▸ EXERCISE DETAILS
The whole of the data is to be duplicated precisely.

▸ SUPPLIED ENTRIES
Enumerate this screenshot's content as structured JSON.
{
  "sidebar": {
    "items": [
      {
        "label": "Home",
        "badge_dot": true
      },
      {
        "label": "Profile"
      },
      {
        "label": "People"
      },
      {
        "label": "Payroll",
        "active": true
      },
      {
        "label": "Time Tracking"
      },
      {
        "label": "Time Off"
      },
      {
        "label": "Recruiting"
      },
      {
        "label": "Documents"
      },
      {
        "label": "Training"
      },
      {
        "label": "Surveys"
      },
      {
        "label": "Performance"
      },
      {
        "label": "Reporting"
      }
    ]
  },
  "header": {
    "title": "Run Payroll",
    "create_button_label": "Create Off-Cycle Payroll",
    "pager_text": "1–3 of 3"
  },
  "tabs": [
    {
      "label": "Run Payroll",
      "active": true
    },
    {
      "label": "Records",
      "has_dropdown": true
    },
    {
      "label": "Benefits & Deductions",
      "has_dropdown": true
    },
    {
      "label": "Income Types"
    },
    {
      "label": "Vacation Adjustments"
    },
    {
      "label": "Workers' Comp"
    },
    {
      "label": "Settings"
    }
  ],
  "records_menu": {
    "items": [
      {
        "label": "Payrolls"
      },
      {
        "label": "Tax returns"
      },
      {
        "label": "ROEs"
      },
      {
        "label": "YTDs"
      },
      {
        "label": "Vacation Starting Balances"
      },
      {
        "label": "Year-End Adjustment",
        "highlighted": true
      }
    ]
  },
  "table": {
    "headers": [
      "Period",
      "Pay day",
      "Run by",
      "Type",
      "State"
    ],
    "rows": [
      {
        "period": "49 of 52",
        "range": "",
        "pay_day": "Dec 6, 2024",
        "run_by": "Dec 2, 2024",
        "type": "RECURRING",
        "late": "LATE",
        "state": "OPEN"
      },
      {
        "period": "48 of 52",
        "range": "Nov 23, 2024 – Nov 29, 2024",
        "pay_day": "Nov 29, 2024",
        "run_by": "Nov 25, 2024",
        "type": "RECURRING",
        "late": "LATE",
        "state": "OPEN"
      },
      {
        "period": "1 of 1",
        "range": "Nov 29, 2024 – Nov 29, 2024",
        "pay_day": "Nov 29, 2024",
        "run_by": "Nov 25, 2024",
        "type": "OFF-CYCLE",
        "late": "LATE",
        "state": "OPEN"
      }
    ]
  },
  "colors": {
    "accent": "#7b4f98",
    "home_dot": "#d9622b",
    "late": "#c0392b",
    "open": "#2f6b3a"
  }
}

▸ ANSWER TO THIS EXERCISE
Enumerate this screenshot's content as structured JSON.
{
  "sidebar": {
    "items": [
      {
        "label": "Home",
        "badge_dot": true
      },
      {
        "label": "Profile"
      },
      {
        "label": "People"
      },
      {
        "label": "Payroll",
        "active": true
      },
      {
        "label": "Time Tracking"
      },
      {
        "label": "Time Off"
      },
      {
        "label": "Recruiting"
      },
      {
        "label": "Documents"
      },
      {
        "label": "Training"
      },
      {
        "label": "Surveys"
      },
      {
        "label": "Performance"
      },
      {
        "label": "Reporting"
      }
    ]
  },
  "header": {
    "title": "Run Payroll",
    "create_button_label": "Create Off-Cycle Payroll",
    "pager_text": "1–3 of 3"
  },
  "tabs": [
    {
      "label": "Run Payroll",
      "active": true
    },
    {
      "label": "Records",
      "has_dropdown": true
    },
    {
      "label": "Benefits & Deductions",
      "has_dropdown": true
    },
    {
      "label": "Income Types"
    },
    {
      "label": "Vacation Adjustments"
    },
    {
      "label": "Workers' Comp"
    },
    {
      "label": "Settings"
    }
  ],
  "records_menu": {
    "items": [
      {
        "label": "Payrolls"
      },
      {
        "label": "Tax returns"
      },
      {
        "label": "ROEs"
      },
      {
        "label": "YTDs"
      },
      {
        "label": "Vacation Starting Balances"
      },
      {
        "label": "Year-End Adjustment",
        "highlighted": true
      }
    ]
  },
  "table": {
    "headers": [
      "Period",
      "Pay day",
      "Run by",
      "Type",
      "State"
    ],
    "rows": [
      {
        "period": "49 of 52",
        "range": "",
        "pay_day": "Dec 6, 2024",
        "run_by": "Dec 2, 2024",
        "type": "RECURRING",
        "late": "LATE",
        "state": "OPEN"
      },
      {
        "period": "48 of 52",
        "range": "Nov 23, 2024 – Nov 29, 2024",
        "pay_day": "Nov 29, 2024",
        "run_by": "Nov 25, 2024",
        "type": "RECURRING",
        "late": "LATE",
        "state": "OPEN"
      },
      {
        "period": "1 of 1",
        "range": "Nov 29, 2024 – Nov 29, 2024",
        "pay_day": "Nov 29, 2024",
        "run_by": "Nov 25, 2024",
        "type": "OFF-CYCLE",
        "late": "LATE",
        "state": "OPEN"
      }
    ]
  },
  "colors": {
    "accent": "#7b4f98",
    "home_dot": "#d9622b",
    "late": "#c0392b",
    "open": "#2f6b3a"
  }
}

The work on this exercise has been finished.